We got underway at four knots running with the incoming tide. Jim on the rod and me at the helm.
Nothing for the first 10 anxious minutes and then the rod sprung skyward as the reel drag began to scream. Jim adjusted the drag and I put the engine in neutral and cranked up the downrigger ball.
It was a struggle for Jim, so we slowly backed down on the hundred yards of line run out. The fight now was the same as any major fish attempting escape; running right and left and surging frequently.
The ensuing 15 minutes until we had this nice gag grouper alongside seemed like an eternity but all of a sudden there it was; equally as whipped as Jim. We got it aboard and on the measuring board; 24” gag grouper in the neighborhood of eleven pounds.
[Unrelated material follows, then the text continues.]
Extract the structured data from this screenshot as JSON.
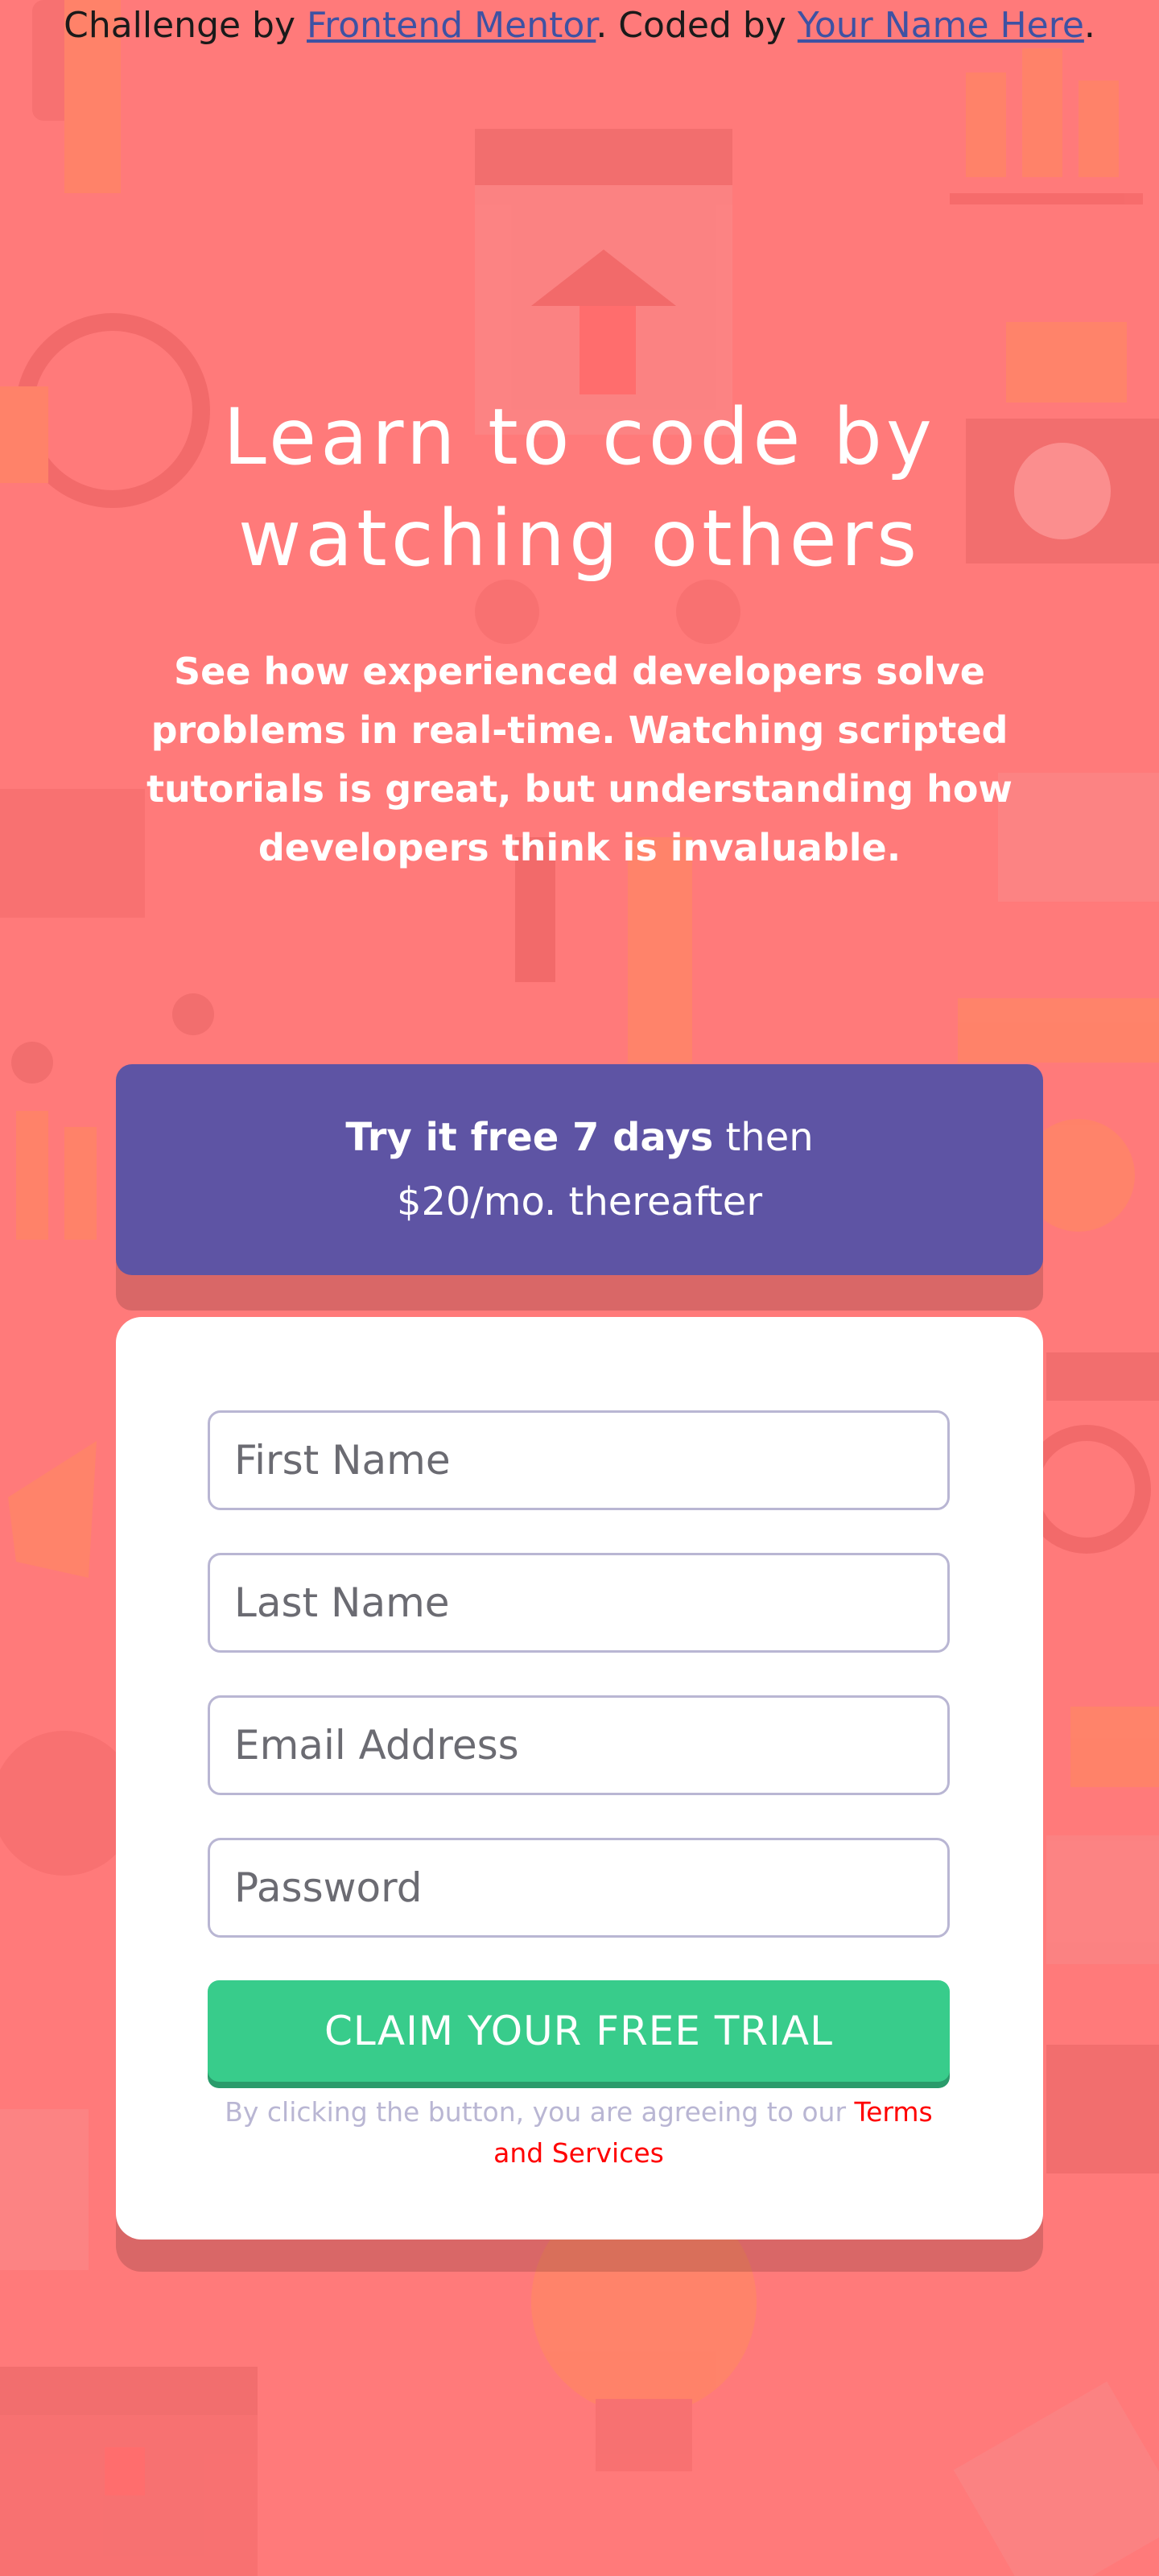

We were all (grouper included) thrilled when we photographed and revived the gag alongside and released. There would be plenty more with our new technique.
On the way home, I replayed the Lowrance fishfinder chip and you could see the point of the strike just a couple feet above the reef. Had we used traditional trolled line technique we would have snagged the reef and lost the plug.
Congratulated Jim on his idea.
Downrigger gear still aboard but seldom used with my contemporary affinity to backwater fishing these days.
Capt. Bill Walsh owns a charter fishing business and holds a U.S. Coast Guard license. Send comments to firstname.lastname@example.org.